=== Section Start ===
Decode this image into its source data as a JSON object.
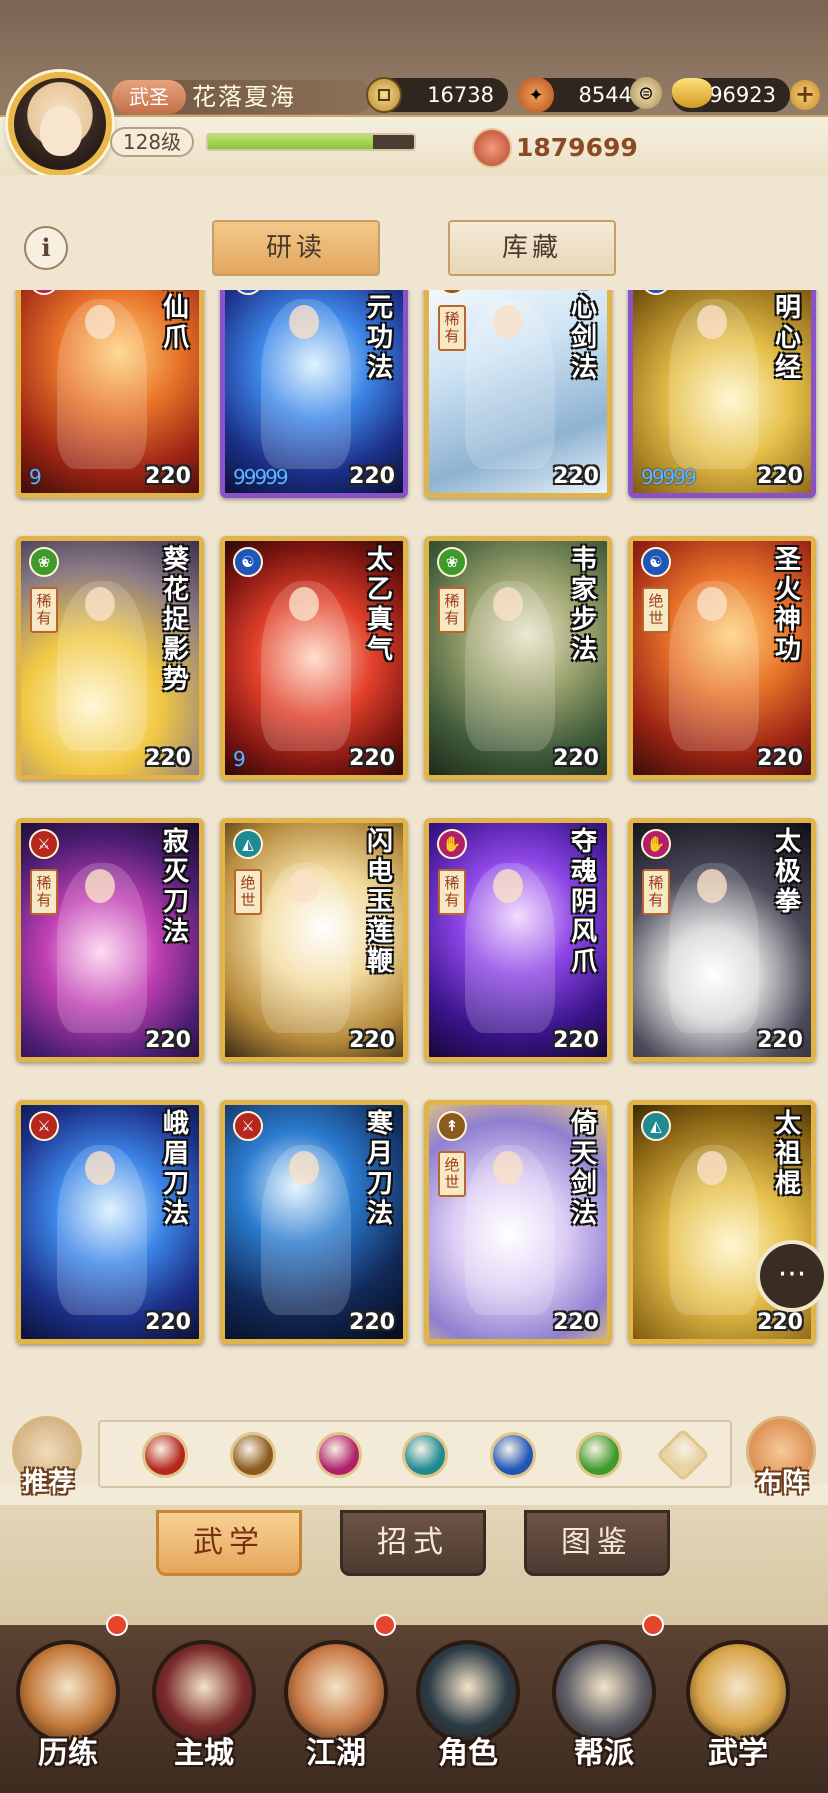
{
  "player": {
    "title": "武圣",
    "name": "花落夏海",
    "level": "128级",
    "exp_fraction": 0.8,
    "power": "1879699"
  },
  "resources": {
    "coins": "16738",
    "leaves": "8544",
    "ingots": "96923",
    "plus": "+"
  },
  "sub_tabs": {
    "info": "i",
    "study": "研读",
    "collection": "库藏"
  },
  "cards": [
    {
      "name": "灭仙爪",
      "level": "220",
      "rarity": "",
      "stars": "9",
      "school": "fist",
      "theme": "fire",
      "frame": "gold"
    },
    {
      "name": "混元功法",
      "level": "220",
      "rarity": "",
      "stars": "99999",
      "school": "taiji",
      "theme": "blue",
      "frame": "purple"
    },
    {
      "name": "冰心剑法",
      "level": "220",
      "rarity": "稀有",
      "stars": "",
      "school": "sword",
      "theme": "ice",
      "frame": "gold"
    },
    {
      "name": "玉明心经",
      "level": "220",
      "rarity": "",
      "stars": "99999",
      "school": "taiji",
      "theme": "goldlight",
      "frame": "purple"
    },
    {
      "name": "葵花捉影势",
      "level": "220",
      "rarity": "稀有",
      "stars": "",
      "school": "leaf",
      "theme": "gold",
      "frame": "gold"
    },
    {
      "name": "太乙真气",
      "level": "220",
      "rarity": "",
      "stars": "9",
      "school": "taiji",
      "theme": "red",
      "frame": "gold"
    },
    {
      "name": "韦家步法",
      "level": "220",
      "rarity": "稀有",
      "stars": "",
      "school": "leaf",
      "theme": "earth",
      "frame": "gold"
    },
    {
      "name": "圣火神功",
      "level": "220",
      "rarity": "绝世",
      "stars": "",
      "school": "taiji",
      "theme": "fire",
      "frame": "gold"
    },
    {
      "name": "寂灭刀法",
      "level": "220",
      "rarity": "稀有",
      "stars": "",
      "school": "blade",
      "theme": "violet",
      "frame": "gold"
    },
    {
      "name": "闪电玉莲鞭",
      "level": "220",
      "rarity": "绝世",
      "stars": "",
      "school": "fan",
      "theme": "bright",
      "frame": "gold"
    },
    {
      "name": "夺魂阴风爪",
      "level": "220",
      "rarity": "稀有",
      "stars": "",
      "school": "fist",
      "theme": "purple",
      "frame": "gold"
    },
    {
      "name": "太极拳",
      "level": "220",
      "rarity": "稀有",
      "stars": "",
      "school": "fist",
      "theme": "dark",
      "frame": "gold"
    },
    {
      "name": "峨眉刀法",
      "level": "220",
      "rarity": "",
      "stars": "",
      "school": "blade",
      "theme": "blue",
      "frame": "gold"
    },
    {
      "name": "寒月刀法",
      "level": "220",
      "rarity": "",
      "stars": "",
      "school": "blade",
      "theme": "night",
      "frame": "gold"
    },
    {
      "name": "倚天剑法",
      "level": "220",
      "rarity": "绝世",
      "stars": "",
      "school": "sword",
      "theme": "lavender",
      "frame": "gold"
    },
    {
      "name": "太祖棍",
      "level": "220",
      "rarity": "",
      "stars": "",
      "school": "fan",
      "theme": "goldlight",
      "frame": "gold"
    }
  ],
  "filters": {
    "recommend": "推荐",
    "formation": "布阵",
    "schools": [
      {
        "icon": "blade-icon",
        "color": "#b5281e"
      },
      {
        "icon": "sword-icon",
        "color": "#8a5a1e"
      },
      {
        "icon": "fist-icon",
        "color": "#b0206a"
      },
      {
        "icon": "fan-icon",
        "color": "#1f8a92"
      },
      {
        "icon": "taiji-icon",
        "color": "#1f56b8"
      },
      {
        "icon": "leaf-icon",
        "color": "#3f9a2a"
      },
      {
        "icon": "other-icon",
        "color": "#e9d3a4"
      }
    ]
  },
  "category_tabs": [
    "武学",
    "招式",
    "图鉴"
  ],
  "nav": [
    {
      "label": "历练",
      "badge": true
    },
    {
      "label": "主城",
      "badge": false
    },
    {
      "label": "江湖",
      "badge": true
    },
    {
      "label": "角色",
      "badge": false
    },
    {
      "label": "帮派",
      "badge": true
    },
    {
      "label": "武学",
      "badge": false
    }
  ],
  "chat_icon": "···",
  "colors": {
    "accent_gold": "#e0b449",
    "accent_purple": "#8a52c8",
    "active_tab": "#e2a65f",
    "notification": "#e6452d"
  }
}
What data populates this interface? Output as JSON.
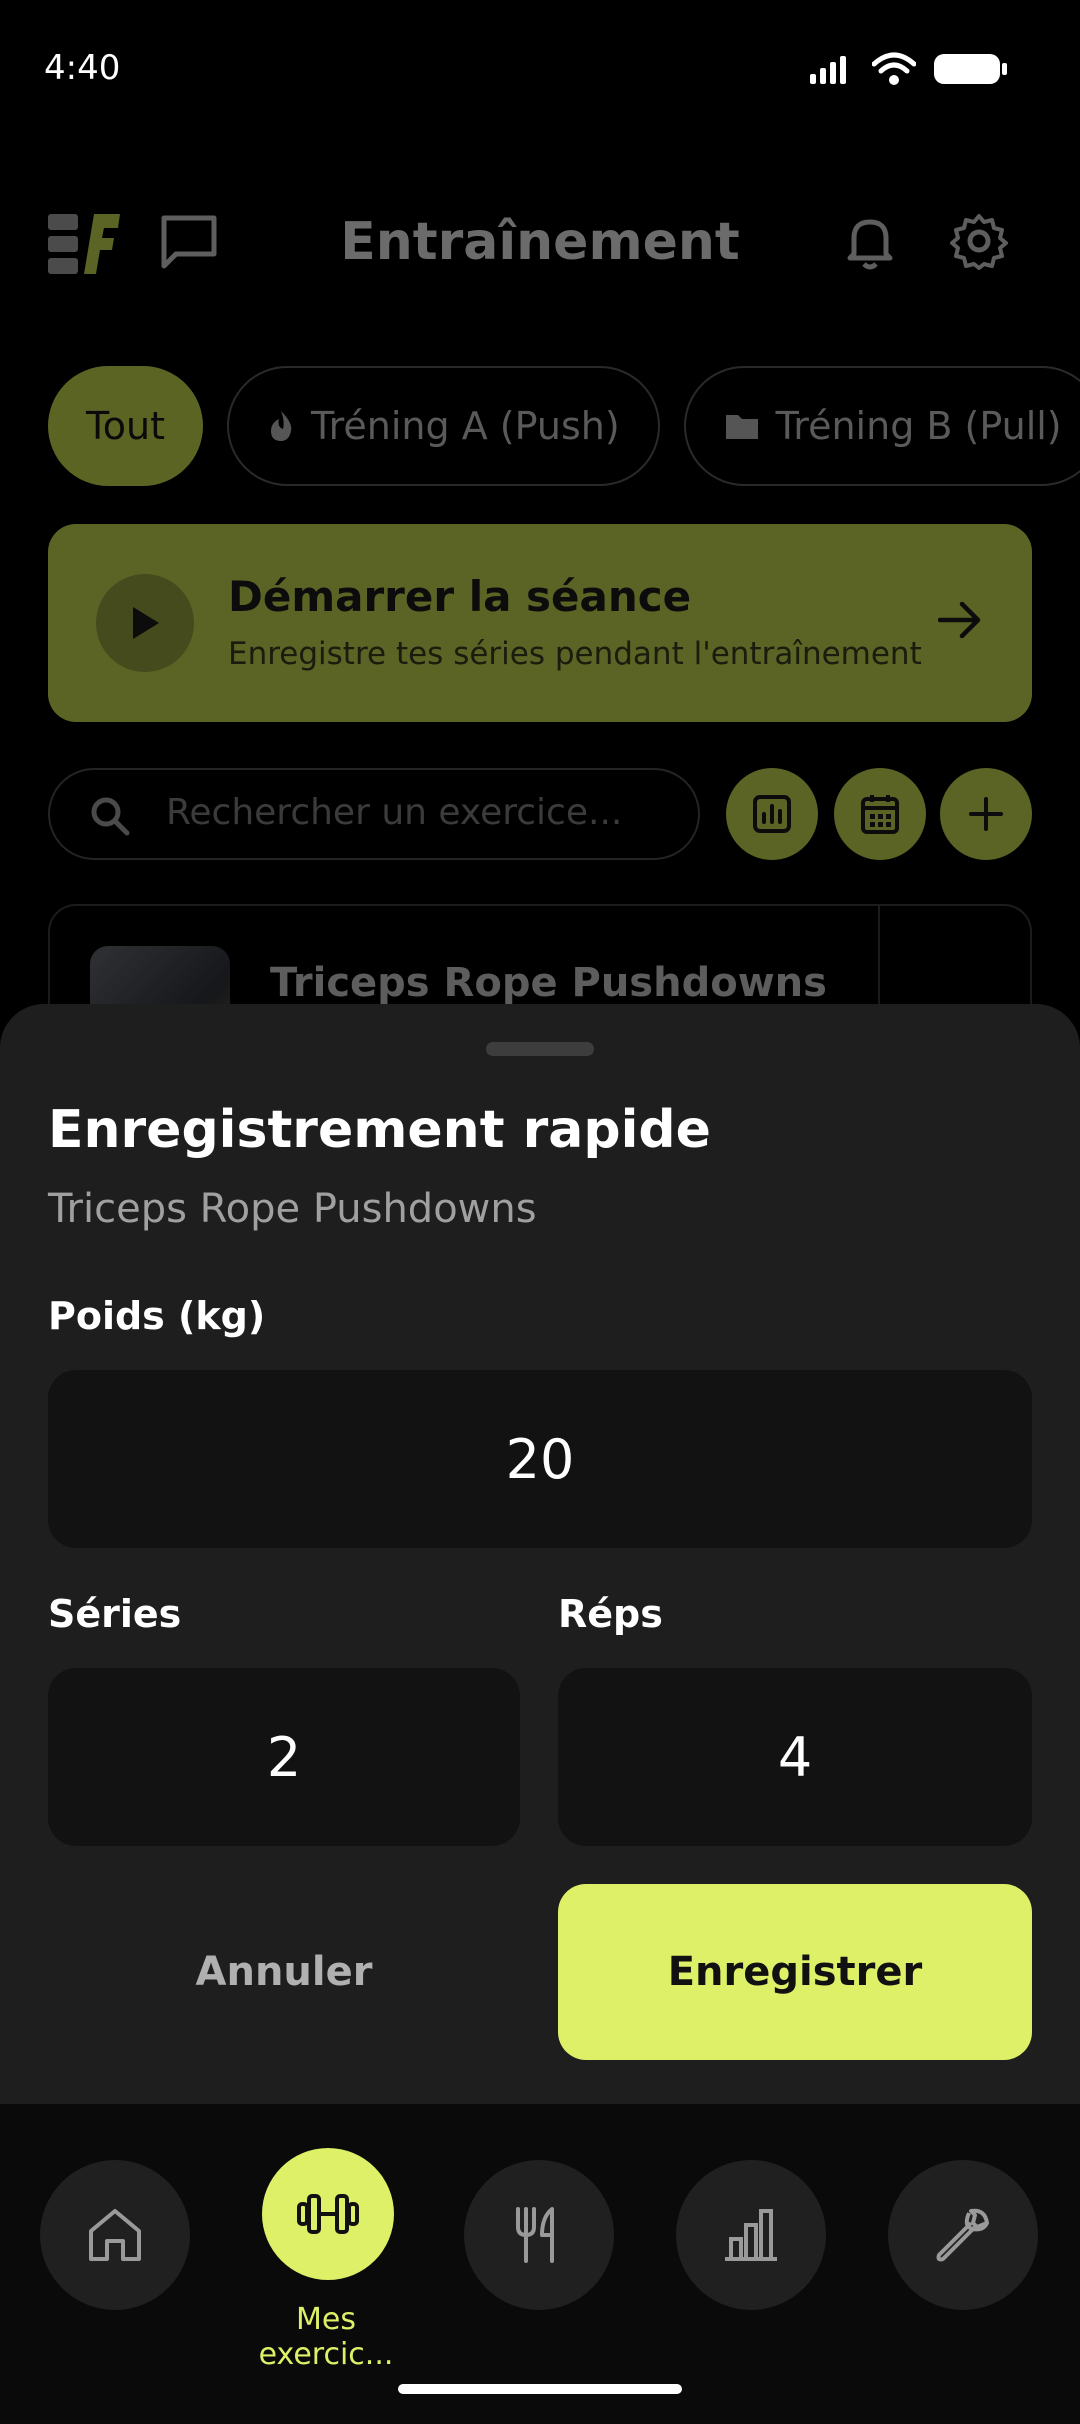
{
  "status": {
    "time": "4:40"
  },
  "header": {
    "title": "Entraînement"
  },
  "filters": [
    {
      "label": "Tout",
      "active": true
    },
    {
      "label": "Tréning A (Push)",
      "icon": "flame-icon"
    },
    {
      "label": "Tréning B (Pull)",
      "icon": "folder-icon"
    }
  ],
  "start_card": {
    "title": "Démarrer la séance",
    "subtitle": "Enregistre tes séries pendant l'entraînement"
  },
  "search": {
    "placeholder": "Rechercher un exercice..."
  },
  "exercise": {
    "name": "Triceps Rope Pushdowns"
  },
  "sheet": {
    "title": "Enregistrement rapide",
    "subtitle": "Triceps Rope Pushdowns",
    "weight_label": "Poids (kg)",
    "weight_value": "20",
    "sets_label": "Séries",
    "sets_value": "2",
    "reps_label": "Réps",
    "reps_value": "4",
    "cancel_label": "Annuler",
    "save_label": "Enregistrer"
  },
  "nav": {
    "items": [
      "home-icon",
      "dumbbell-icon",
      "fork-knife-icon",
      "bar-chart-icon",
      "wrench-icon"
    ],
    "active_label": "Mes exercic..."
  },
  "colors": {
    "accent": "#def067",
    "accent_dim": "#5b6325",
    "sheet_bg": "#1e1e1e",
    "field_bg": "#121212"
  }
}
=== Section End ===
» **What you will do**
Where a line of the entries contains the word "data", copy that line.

» **Exercise answer**
Decode this image into its source data as a JSON object.
What data populates this interface? Output as JSON.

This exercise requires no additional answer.